The 22SG is 37.5-inches overall with an almost 21-inch barrel. The real barrel is a thin soda-straw steel tube that ends in a plastic shroud just shy of the muzzle. A stamped and painted piece of sheet steel encases everything so it looks like a full steel barrel. The pull is 13.5 inches. The rifle weighs 4 lbs. 13 oz. with the scope mounted and, since this is a 22SG, that’s the only way it will ever be as long as I own it.
Wooden stock and forearm!
Apparently Daisy did not get the memo that hollow plastic stocks are what shooters really want these days. They put a genuine wood butt and forearm on this rifle, instead. Go figure!
Daisy designed the mechanism to be cocked before it will accept a pump, so you can’t leave the gun with a pump of air stored for longevity unless you also leave it cocked. Phooey! I even tried cocking and then pumping it to see if I could lower the hammer, but Daisy linked the bolt to the trigger. Unless that bolt is closed the trigger doesn’t work.

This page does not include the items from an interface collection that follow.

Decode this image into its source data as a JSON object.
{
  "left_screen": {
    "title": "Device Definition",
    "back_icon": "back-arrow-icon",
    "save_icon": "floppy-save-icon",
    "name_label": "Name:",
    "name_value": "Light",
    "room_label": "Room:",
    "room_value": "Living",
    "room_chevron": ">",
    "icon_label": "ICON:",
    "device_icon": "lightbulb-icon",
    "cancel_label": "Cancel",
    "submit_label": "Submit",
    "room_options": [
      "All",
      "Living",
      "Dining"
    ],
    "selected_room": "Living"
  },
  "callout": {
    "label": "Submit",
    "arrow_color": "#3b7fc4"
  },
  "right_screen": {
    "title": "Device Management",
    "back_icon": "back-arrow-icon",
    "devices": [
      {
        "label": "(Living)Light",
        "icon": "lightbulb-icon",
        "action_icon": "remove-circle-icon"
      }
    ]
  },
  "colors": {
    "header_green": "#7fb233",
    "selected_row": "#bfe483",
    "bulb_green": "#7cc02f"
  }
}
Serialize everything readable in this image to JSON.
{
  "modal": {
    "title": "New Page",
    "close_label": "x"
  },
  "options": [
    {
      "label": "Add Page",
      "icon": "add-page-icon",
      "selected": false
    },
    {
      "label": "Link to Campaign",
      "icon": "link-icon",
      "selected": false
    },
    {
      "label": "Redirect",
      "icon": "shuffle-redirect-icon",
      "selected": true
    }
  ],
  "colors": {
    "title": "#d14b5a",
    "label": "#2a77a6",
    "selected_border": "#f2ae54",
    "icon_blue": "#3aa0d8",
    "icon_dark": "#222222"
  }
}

After more than 14 years of dormancy it should come as no surprise that my rifle would not pump. The pump cup was dry as a bone.
I oiled the felt washer and the pump cup with ATF sealant and worked the pump a couple times and she came right back. How far back she came will have to wait for the velocity test that comes next, but the rifle now pumps as it should. As I recall this rifle was capable of velocities in the high 500s or perhaps even the low 600s with light lead pellets. I will look to see if I have written this anywhere before I do the velocity test. Daisy advertised it at 600 and the barrel is stamped with “Use lead pellets only.” That may have been Daisy thinking that anyone shooting a Daisy would expect it to use BBs.
In 2005 I said the 22SG is the easiest multi-pump I have tested. I will now temporize that back to, “It’s one of the easiest,” because I really don’t remember if there have been others. But after pumping and shooting it just a few times to get it working again I can tell you that it’s still very easy. Of course until we know the power the effort doesn’t mean as much.
The Daisy scope is the thing that gave this rifle its name 22SG. SG = scoped gun. The scope is a 4X32 with no parallax adjustment — just what you would expect on a price-point airgun. But this one is quite clear and as I recall the rifle really groups good with it. We shall see.
The best I can remember this rifle is surprisingly accurate. If I wasn’t given the rifle by Daisy I may have purchased it from them for that reason.
I did a little research on the internet while writing this report and discovered that the 22SG is widely known by airgunners and firearm shooters, alike. It is regarded as a great value that is quite accurate. I think we have a good series starting today!